Pamela Myran (Long Plain First Nation) whose daughter Marcedes Myran is believed by police to be in the Prairie Green Landfill took offense to the passerby’s comment “you need to start looking after your children.”

Pamela Myron responded by saying “I'm fighting for my baby to have a proper burial. I'm fighting for all those people to have a proper burial. What are we supposed to do put flowers in that landfill?”

Pamela described to us the day police told her Mercedes’ body was in the landfill. “December 1st they came with the, you knows the guys who  find people [speaking about a search team], and said she was in a landfill. And I know where she is, they know where she is, but they don't get her out.”

In December of 2022 authorities charged suspected serial killer Jeremy Anthony Michael Skibicki for the murders of 4 Indigenous woman; killings they believe took place between March and May of that year. Mercedes Myron, Morgan Harris, Rebeca Contois and an unidentified victim known as Buffalo Woman are among his known alleged victims. Only Contois body has been recovered.

A feasibility study published in August believes risks can be mitigated and proposed a pathway with high probability of recovery. We reached out to Media Relations for the Winnipeg Police Department, but they did not directly respond to questions about their continued stance not to search the landfill.

Manitoba Premiere Heather Stefanson’s office directed us to the province’s website, and gave us a contact number for communications and stakeholders, but did not directly comment about the camps. However, Stefanson has stated in the past, that she would not support a landfill search, despite calls to reconsider from the Assembly of First Nations, a political organization of chiefs representing first nation citizens.

Both Camps Mercedes and Morgan plan to remain in operation until the Landfills are searched, and the bodies of all the women can be laid to rest in proper burials. Pamela Myron shared with us a chilling prediction from her daughter Marcedes.

 “Before my daughter died she told me she was going to be famous; I’m just gonna bring everybody out she said.”

Should the camps be successful in getting the landfills searched and should that lead to the discovery of other missing women, it will be the silent voices of Marcedes Myron, Morgan Harris, and Buffalo women, the help make that happen.

This story was produced in partnership with:

Antonia Gonzales (Navajo), anchor and producer of National Native News and Managing News Editor for Khoanic Broadcast Corporation.

Rhonda LeValdo (Acoma Pueblo), Host of Native Spirit Radio on KKFI, Kansas City.

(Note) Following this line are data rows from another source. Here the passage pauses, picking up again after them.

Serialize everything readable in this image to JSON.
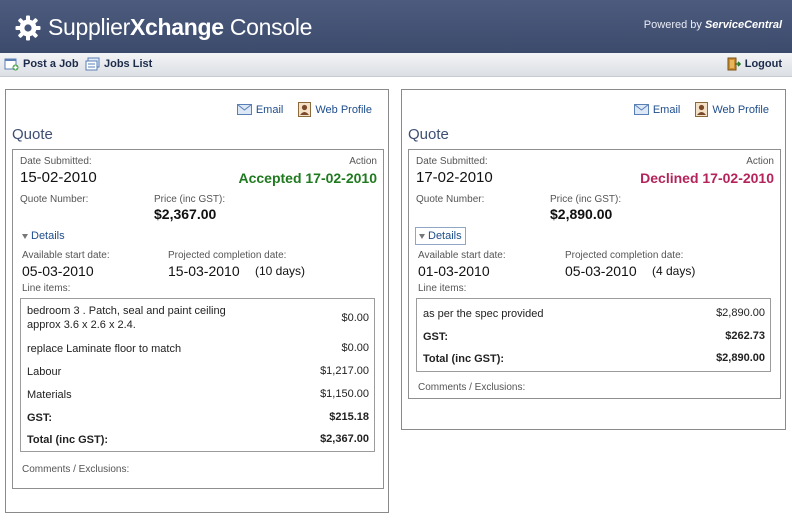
{
  "header": {
    "title_prefix": "Supplier",
    "title_bold": "Xchange",
    "title_suffix": " Console",
    "powered_by": "Powered by",
    "brand": "ServiceCentral"
  },
  "toolbar": {
    "post_job": "Post a Job",
    "jobs_list": "Jobs List",
    "logout": "Logout"
  },
  "quotes": [
    {
      "email_link": "Email",
      "profile_link": "Web Profile",
      "title": "Quote",
      "date_submitted_label": "Date Submitted:",
      "date_submitted": "15-02-2010",
      "action_label": "Action",
      "status": "Accepted 17-02-2010",
      "quote_number_label": "Quote Number:",
      "price_label": "Price (inc GST):",
      "price": "$2,367.00",
      "details_label": "Details",
      "start_label": "Available start date:",
      "start_date": "05-03-2010",
      "completion_label": "Projected completion date:",
      "completion_date": "15-03-2010",
      "duration": "(10 days)",
      "line_items_label": "Line items:",
      "line_items": [
        {
          "desc": "bedroom 3 . Patch, seal and paint ceiling approx 3.6 x 2.6 x 2.4.",
          "amount": "$0.00"
        },
        {
          "desc": "replace Laminate floor to match",
          "amount": "$0.00"
        },
        {
          "desc": "Labour",
          "amount": "$1,217.00"
        },
        {
          "desc": "Materials",
          "amount": "$1,150.00"
        },
        {
          "desc": "GST:",
          "amount": "$215.18"
        },
        {
          "desc": "Total (inc GST):",
          "amount": "$2,367.00"
        }
      ],
      "comments_label": "Comments / Exclusions:"
    },
    {
      "email_link": "Email",
      "profile_link": "Web Profile",
      "title": "Quote",
      "date_submitted_label": "Date Submitted:",
      "date_submitted": "17-02-2010",
      "action_label": "Action",
      "status": "Declined 17-02-2010",
      "quote_number_label": "Quote Number:",
      "price_label": "Price (inc GST):",
      "price": "$2,890.00",
      "details_label": "Details",
      "start_label": "Available start date:",
      "start_date": "01-03-2010",
      "completion_label": "Projected completion date:",
      "completion_date": "05-03-2010",
      "duration": "(4 days)",
      "line_items_label": "Line items:",
      "line_items": [
        {
          "desc": "as per the spec provided",
          "amount": "$2,890.00"
        },
        {
          "desc": "GST:",
          "amount": "$262.73"
        },
        {
          "desc": "Total (inc GST):",
          "amount": "$2,890.00"
        }
      ],
      "comments_label": "Comments / Exclusions:"
    }
  ],
  "colors": {
    "header_bg": "#46547a",
    "accepted": "#1f7a1f",
    "declined": "#b4245a",
    "link": "#1e4d8c"
  }
}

Darren Brown (Cochiti Pueblo,Choctaw), Senior Producer at Cheyenne and Arapaho Television in Concho Oklahoma.

Story written and produced by Frank Blanquet (Maya), Producer, Director of Television at FNX, First Nations Experience Television.